Federal rules eased for opioid addiction treatment drug
■ The White House's drug czar tells participants at the AMA National Advocacy Conference about the administration's latest efforts to curb addiction and overdose of painkillers.
By Charles Fiegl amednews staff — Posted Feb. 25, 2013
Washington Federal regulators have relaxed restrictions on physicians prescribing the opioid addiction treatment drug buprenorphine to patients.
The rule change offers doctors and opioid treatment programs greater flexibility when dispensing buprenorphine, a drug used to wean patients off opiates. The regulation was discussed along with several other topics by U.S. Office of National Drug Control Policy Director R. Gil Kerlikowske during the American Medical Association's 2013 National Advocacy Conference in Washington on Feb. 13.
In 2011, the White House launched a national plan to take a multifaceted approach toward fighting prescription drug abuse. Kerlikowske, known to many as the White House's drug czar, highlighted the latest efforts to combat drug diversion, boost treatment programs and increase education initiatives.
Americans are prescribed 99% of the hydrocodone manufactured while representing less than 5% of the world's population, AMA Board Chair Steven J. Stack, MD, said while introducing Kerlikowske. “This is a crisis,” Dr. Stack said. “This is an epidemic. We do bear responsibility for a piece and portion of this.”
Kerlikowske said he has found physicians and the AMA as partners committed to working to address the problem. Further input from doctors and other health care professionals is needed, for example, to reduce the prevalence of pill mills and detect doctor shopping.
On the front lines, physicians must remain vigilant when prescribing painkillers and discussing appropriate use of medicines, Kerlikowske said. Americans trust their health care professionals and often are more open to discussing drug problems with their physicians rather than with close relatives. “You have this power to intervene early,” he said.
More patients can take drug home
The Obama administration had recognized federal policy regarding buprenorphine to be too restrictive, Kerlikowske said. The White House announced the final buprenorphine rule in December 2012 and now permits certain programs and physicians to dispense buprenorphine addiction treatment products as take-home medicine without specifying a length of treatment for the patient. The change increases “flexibility in treatment and is justified by the experience to date with buprenorphine addiction treatment products, together with buprenorphine's safety profile,” the rule states.
Federal regulators did warn that there still is a risk of buprenorphine abuse and diversion.
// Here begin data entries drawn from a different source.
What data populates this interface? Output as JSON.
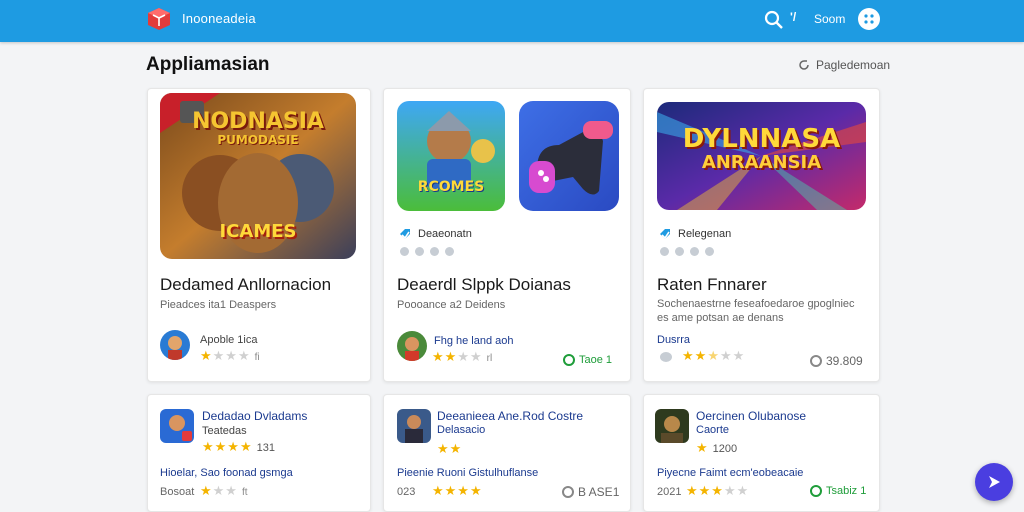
{
  "header": {
    "brand": "Inooneadeia",
    "search_label": "Soom"
  },
  "section": {
    "title": "Appliamasian",
    "link_label": "Pagledemoan"
  },
  "featured": [
    {
      "art_title": "NODNASIA",
      "art_sub": "PUMODASIE",
      "art_caption": "ICAMES",
      "title": "Dedamed Anllornacion",
      "subtitle": "Pieadces ita1 Deaspers",
      "author": "Apoble 1ica",
      "rating": 1,
      "rating_count": "fi"
    },
    {
      "art_title": "RCOMES",
      "label": "Deaeonatn",
      "title": "Deaerdl Slppk Doianas",
      "subtitle": "Poooance a2 Deidens",
      "author": "Fhg he land aoh",
      "rating": 2,
      "rating_count": "rl",
      "badge": "Taoe 1"
    },
    {
      "art_title": "DYLNNASA",
      "art_sub": "ANRAANSIA",
      "label": "Relegenan",
      "title": "Raten Fnnarer",
      "subtitle": "Sochenaestrne feseafoedaroe gpoglniec es ame potsan ae denans",
      "author": "Dusrra",
      "rating": 2.5,
      "badge": "39.809"
    }
  ],
  "listing": [
    {
      "title": "Dedadao Dvladams",
      "subtitle": "Teatedas",
      "rating": 4,
      "count": "131",
      "footer": "Hioelar, Sao foonad gsmga",
      "footer_num": "Bosoat",
      "footer_rating": 1,
      "footer_count": "ft"
    },
    {
      "title": "Deeanieea Ane.Rod Costre",
      "subtitle": "Delasacio",
      "rating": 2,
      "count": "",
      "footer": "Pieenie Ruoni Gistulhuflanse",
      "footer_num": "023",
      "footer_rating": 4,
      "footer_count": "",
      "badge": "B ASE1"
    },
    {
      "title": "Oercinen Olubanose",
      "subtitle": "Caorte",
      "rating": 1,
      "count": "1200",
      "footer": "Piyecne Faimt ecm'eobeacaie",
      "footer_num": "2021",
      "footer_rating": 3,
      "footer_count": "",
      "badge": "Tsabiz 1"
    }
  ],
  "colors": {
    "accent": "#1e9be2",
    "fab": "#4a3ee0",
    "star": "#f4b400",
    "success": "#1f9d3a"
  },
  "icons": {
    "logo": "cube-logo-icon",
    "search": "search-icon",
    "account": "account-icon",
    "fab": "play-arrow-icon"
  }
}
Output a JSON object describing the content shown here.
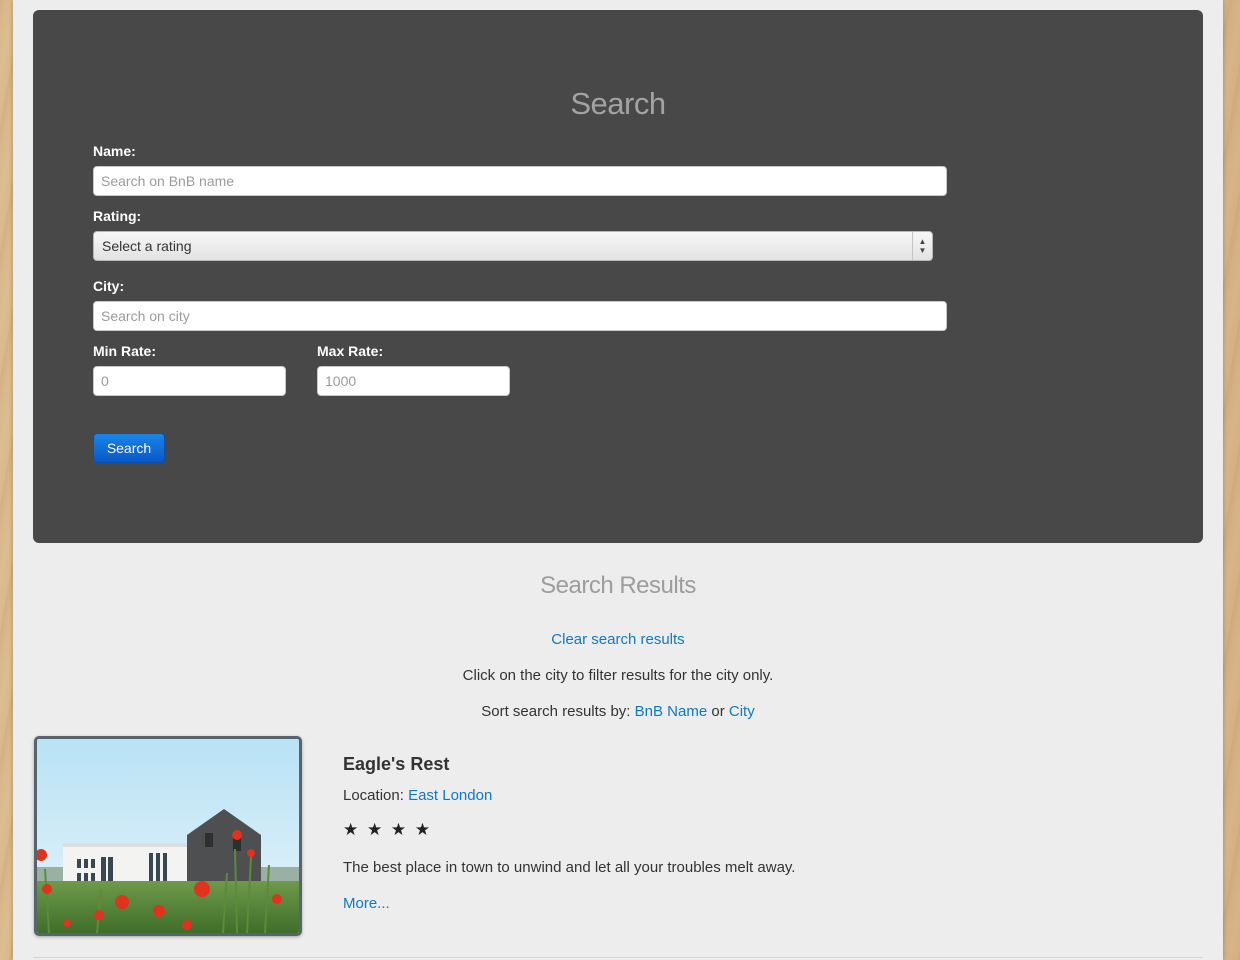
{
  "search": {
    "title": "Search",
    "name_label": "Name:",
    "name_placeholder": "Search on BnB name",
    "rating_label": "Rating:",
    "rating_selected": "Select a rating",
    "city_label": "City:",
    "city_placeholder": "Search on city",
    "min_label": "Min Rate:",
    "min_placeholder": "0",
    "max_label": "Max Rate:",
    "max_placeholder": "1000",
    "button_label": "Search"
  },
  "results": {
    "title": "Search Results",
    "clear_link": "Clear search results",
    "hint": "Click on the city to filter results for the city only.",
    "sort_prefix": "Sort search results by:",
    "sort_name": "BnB Name",
    "sort_or": "or",
    "sort_city": "City",
    "items": [
      {
        "name": "Eagle's Rest",
        "location_label": "Location:",
        "location": "East London",
        "stars": "★ ★ ★ ★",
        "description": "The best place in town to unwind and let all your troubles melt away.",
        "more_link": "More..."
      }
    ]
  },
  "colors": {
    "hero_bg": "#484848",
    "link": "#0e7ac4",
    "button": "#0a57c8",
    "page_bg": "#ededed"
  }
}
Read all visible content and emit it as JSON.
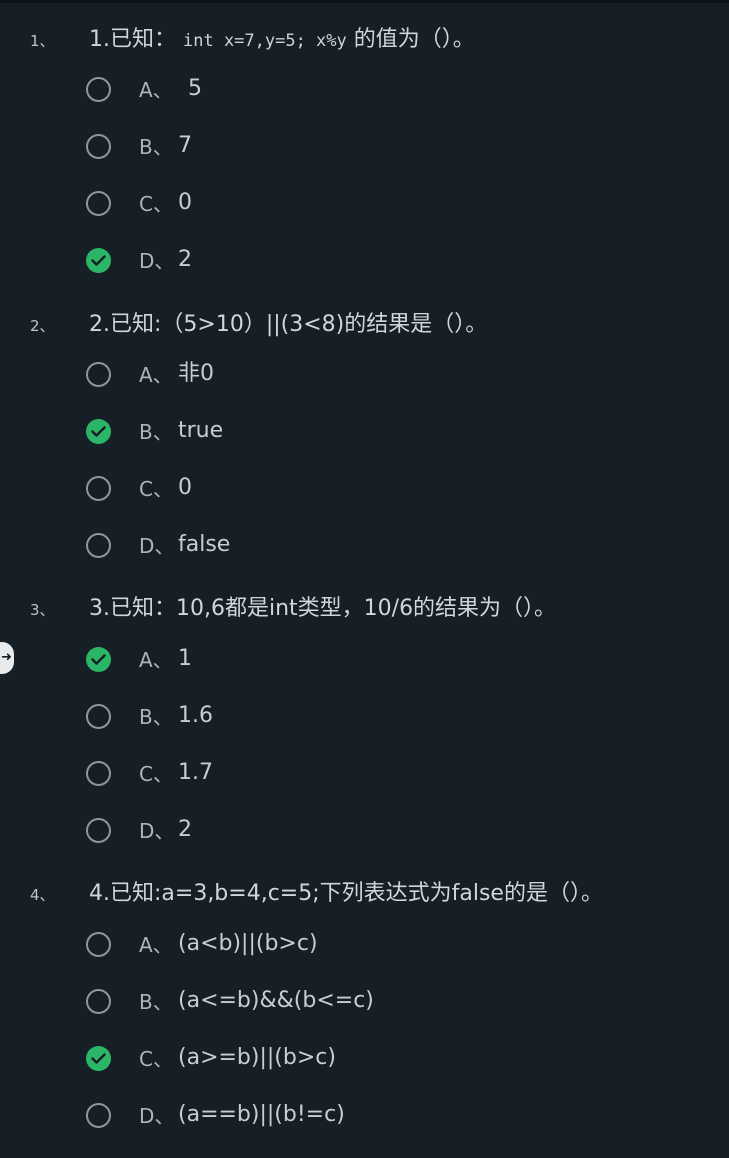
{
  "questions": [
    {
      "number": "1、",
      "text_prefix": "1.已知：",
      "text_code": "int x=7,y=5;  x%y",
      "text_suffix": " 的值为（）。",
      "options": [
        {
          "letter": "A、",
          "text": " 5",
          "checked": false
        },
        {
          "letter": "B、",
          "text": "7",
          "checked": false
        },
        {
          "letter": "C、",
          "text": "0",
          "checked": false
        },
        {
          "letter": "D、",
          "text": "2",
          "checked": true
        }
      ]
    },
    {
      "number": "2、",
      "text_prefix": "2.已知:（5>10）||(3<8)的结果是（）。",
      "text_code": "",
      "text_suffix": "",
      "options": [
        {
          "letter": "A、",
          "text": "非0",
          "checked": false
        },
        {
          "letter": "B、",
          "text": "true",
          "checked": true
        },
        {
          "letter": "C、",
          "text": "0",
          "checked": false
        },
        {
          "letter": "D、",
          "text": "false",
          "checked": false
        }
      ]
    },
    {
      "number": "3、",
      "text_prefix": "3.已知：10,6都是int类型，10/6的结果为（）。",
      "text_code": "",
      "text_suffix": "",
      "options": [
        {
          "letter": "A、",
          "text": "1",
          "checked": true
        },
        {
          "letter": "B、",
          "text": "1.6",
          "checked": false
        },
        {
          "letter": "C、",
          "text": "1.7",
          "checked": false
        },
        {
          "letter": "D、",
          "text": "2",
          "checked": false
        }
      ]
    },
    {
      "number": "4、",
      "text_prefix": "4.已知:a=3,b=4,c=5;下列表达式为false的是（）。",
      "text_code": "",
      "text_suffix": "",
      "options": [
        {
          "letter": "A、",
          "text": "(a<b)||(b>c)",
          "checked": false
        },
        {
          "letter": "B、",
          "text": "(a<=b)&&(b<=c)",
          "checked": false
        },
        {
          "letter": "C、",
          "text": "(a>=b)||(b>c)",
          "checked": true
        },
        {
          "letter": "D、",
          "text": "(a==b)||(b!=c)",
          "checked": false
        }
      ]
    }
  ],
  "side_handle_icon": "arrow-right-icon",
  "colors": {
    "background": "#161e26",
    "checked": "#2bb567",
    "radio_border": "#8f969c"
  }
}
However, abuse of the drug appears to be much less compared with other opioids.
The Health and Human Services secretary “will continue to monitor abuse while applying the specific buprenorphine abuse reduction interventions discussed elsewhere in this notice,” the rule stated. “While cognizant of this abuse, the secretary believes that eliminating the time in treatment restrictions for buprenorphine will result in more patients treated in structured opioid treatment programs, where controls and requirements can be applied to identify and address buprenorphine abuse and diversion.”
The Office of National Drug Control Policy has focused on improving prescription drug monitoring programs to break down silos of information and improve interoperability among states, Kerlikowske said. For instance, a physician in eastern Kentucky might need to check three state databases, including Ohio and West Virginia, for patient history when prescribing painkillers.
“Our prescription drug monitoring programs are being vastly improved as a result of the work that you've done … to make them more robust and easier to use,” he said.
Kerlikowske also stressed the importance of training physicians to practice safe opioid prescribing. The AMA offers free training sessions on prescribing opioids and on the public health response to prescription drug abuse. The sessions can be viewed on the AMA's website.